Yours,

Mike Baron

Life On Two Wheels by Mike Baron

LIFE ON TWO WHEELS

Young men want to go fast. I couldn’t wait to get my first motorcycle. I was so eager to ride I pulled Chuck Roberts off his mini-bike as he roared by on a dirt road in Mitchell, SD. Chuck, I hope you have forgiven me. My first motorcycle was a Honda 90. Oh, what a powerful machine! It almost went sixty downhill! In Mitchell, there was only one cycle dealer, a guy who sold Hondas out of his garage. When Honda introduced the massive, world-crushing 450, we could not conceive of such an enormous machine! It looked like Shamu, the killer whale!

I no longer desire to go fast. For those who wonder why we ride, I can only say it is a sublime experience. Watch Easy Rider. Many years later, my next motorcycle was a Honda Hawk 400. Oh, what a powerful machine! I swapped out the mini-apehangers for a flat bar that made a huge difference. Then I co-owned a Honda 400 Supersport (the four cylinder engine) with a girlfriend. When I sold Nexus, I got a Kawasaki Gpz 550, the ne plus ultra back in the day. Because of federal regulations, the speedo only went to 80. I had the Kawi over a hundred numerous times, but I never knew how fast I was going because of that federal speedometer. Many years later I sold the Kawi and got a Honda Hawk 650, a water-cooled vee-twin. I wish I still had it.

Then I got a Shadow 750, which I am still riding, and a 1979 CB650 given to me my Tom Delaney on my 65th birthday. My friend Kim, who is smaller than I, rides a Valkyrie. Once he dropped it in gravel and it took two of us to pick it up. A couple months ago we went to Fort Collins Motor Sports to test ride the new Indian Scout. The Scout is the greatest motorcycle ever made. If you ride, you will agree. We were both ready to deal until the manager informed us that virtually every motorcycle they sold involved a two thousand dollar “set-up and documents fee.” I understand that dealers have to put the bikes together and that a set-up fee is legitimate. But two gees? The Shadow Sixty, supposed to retail for nine thou, became eleven thou. The regular Scout, which is supposed to retail for eleven, became thirteen.

Pox upon thee, Fort Collins Motor Sports!

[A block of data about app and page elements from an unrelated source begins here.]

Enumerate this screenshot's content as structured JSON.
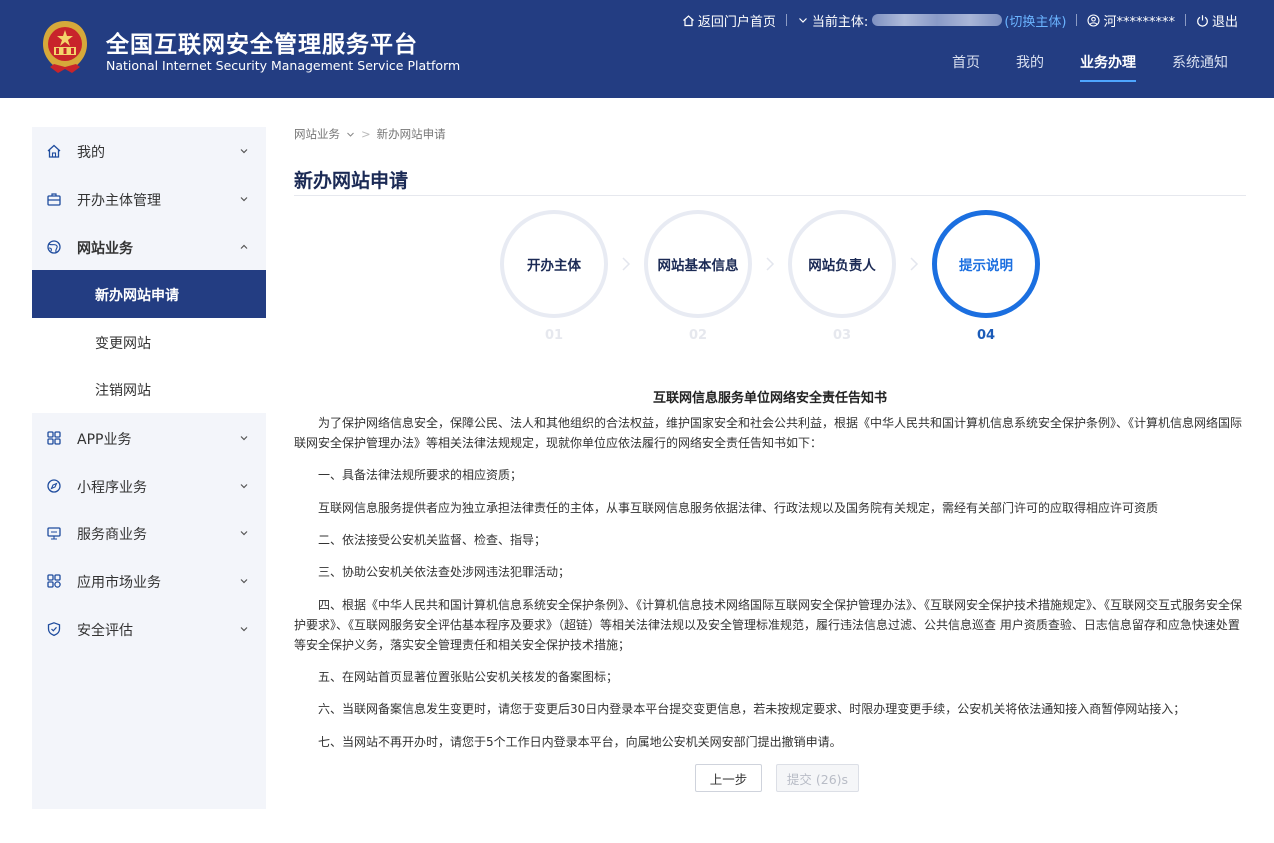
{
  "header": {
    "title": "全国互联网安全管理服务平台",
    "subtitle": "National Internet Security Management Service Platform",
    "portal_link": "返回门户首页",
    "entity_label": "当前主体:",
    "switch_label": "(切换主体)",
    "user_name": "河*********",
    "logout": "退出",
    "nav": [
      "首页",
      "我的",
      "业务办理",
      "系统通知"
    ],
    "active_nav": "业务办理",
    "bg_color": "#233d82",
    "accent_color": "#4ea6ff"
  },
  "sidebar": {
    "items": [
      {
        "label": "我的",
        "icon": "home-icon"
      },
      {
        "label": "开办主体管理",
        "icon": "briefcase-icon"
      },
      {
        "label": "网站业务",
        "icon": "globe-icon"
      },
      {
        "label": "APP业务",
        "icon": "grid-icon"
      },
      {
        "label": "小程序业务",
        "icon": "compass-icon"
      },
      {
        "label": "服务商业务",
        "icon": "monitor-icon"
      },
      {
        "label": "应用市场业务",
        "icon": "apps-icon"
      },
      {
        "label": "安全评估",
        "icon": "shield-check-icon"
      }
    ],
    "website_subitems": [
      "新办网站申请",
      "变更网站",
      "注销网站"
    ],
    "active_subitem": "新办网站申请"
  },
  "breadcrumb": {
    "parent": "网站业务",
    "current": "新办网站申请"
  },
  "page_title": "新办网站申请",
  "steps": [
    {
      "label": "开办主体",
      "num": "01"
    },
    {
      "label": "网站基本信息",
      "num": "02"
    },
    {
      "label": "网站负责人",
      "num": "03"
    },
    {
      "label": "提示说明",
      "num": "04"
    }
  ],
  "active_step": "04",
  "document": {
    "title": "互联网信息服务单位网络安全责任告知书",
    "paragraphs": [
      "为了保护网络信息安全，保障公民、法人和其他组织的合法权益，维护国家安全和社会公共利益，根据《中华人民共和国计算机信息系统安全保护条例》、《计算机信息网络国际联网安全保护管理办法》等相关法律法规规定，现就你单位应依法履行的网络安全责任告知书如下：",
      "一、具备法律法规所要求的相应资质；",
      "互联网信息服务提供者应为独立承担法律责任的主体，从事互联网信息服务依据法律、行政法规以及国务院有关规定，需经有关部门许可的应取得相应许可资质",
      "二、依法接受公安机关监督、检查、指导；",
      "三、协助公安机关依法查处涉网违法犯罪活动；",
      "四、根据《中华人民共和国计算机信息系统安全保护条例》、《计算机信息技术网络国际互联网安全保护管理办法》、《互联网安全保护技术措施规定》、《互联网交互式服务安全保护要求》、《互联网服务安全评估基本程序及要求》（超链）等相关法律法规以及安全管理标准规范，履行违法信息过滤、公共信息巡查 用户资质查验、日志信息留存和应急快速处置等安全保护义务，落实安全管理责任和相关安全保护技术措施；",
      "五、在网站首页显著位置张贴公安机关核发的备案图标；",
      "六、当联网备案信息发生变更时，请您于变更后30日内登录本平台提交变更信息，若未按规定要求、时限办理变更手续，公安机关将依法通知接入商暂停网站接入；",
      "七、当网站不再开办时，请您于5个工作日内登录本平台，向属地公安机关网安部门提出撤销申请。"
    ]
  },
  "buttons": {
    "prev": "上一步",
    "submit": "提交 (26)s"
  }
}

I will continue to ride my miniscule motorcycles and enjoy the experience, which is not so much what you ride, but the ride itself.

mike motorcycle new

The Mohs Opera Sedan by Mike Baron

THE MOHS OSTENTATIENNE OPERA SEDAN

One day Roger and I were out biking through the rolling hills of southern Wisconsin when we came upon a long, low industrial building yclept Mohs Motors. We pulled over to check it out. Bruce Mohs, who was then in his sixties, came out to meet us and offered to show us around. Inside the long low building sat his masterpiece, the Mohs Ostentatienne Opera Sedan, an immense, grotesque automobile built on an International Harvester chassis. The only entry was through the massive, top-hinged rear door.

The Ostentatienne was powered by an International Harvester truck engine. Entry into the car was from the rear; solid steel side rails (designed to protect passengers during a crash) prevented doors along the vehicles sides. The Ostentatienne could be ordered customized to suit its buyer’s wishes; Ming styled oriental rugs, refrigerators and sealed beam taillights were some of the options available. Production was reported to be three to four vehicles per year, only one was ever built.”

The vehicle weighed over five thousand pounds. Mohs had other inventions including the world’s longest motor-scooter, capable of seating There was also the Safarikar, finished in naugahyde. Mohs tried to sell us his book, The Amazing Mr. Mohs, but we were too stupid to bite. How I wish I’d bought that book.

mike odd car Mike motorcycle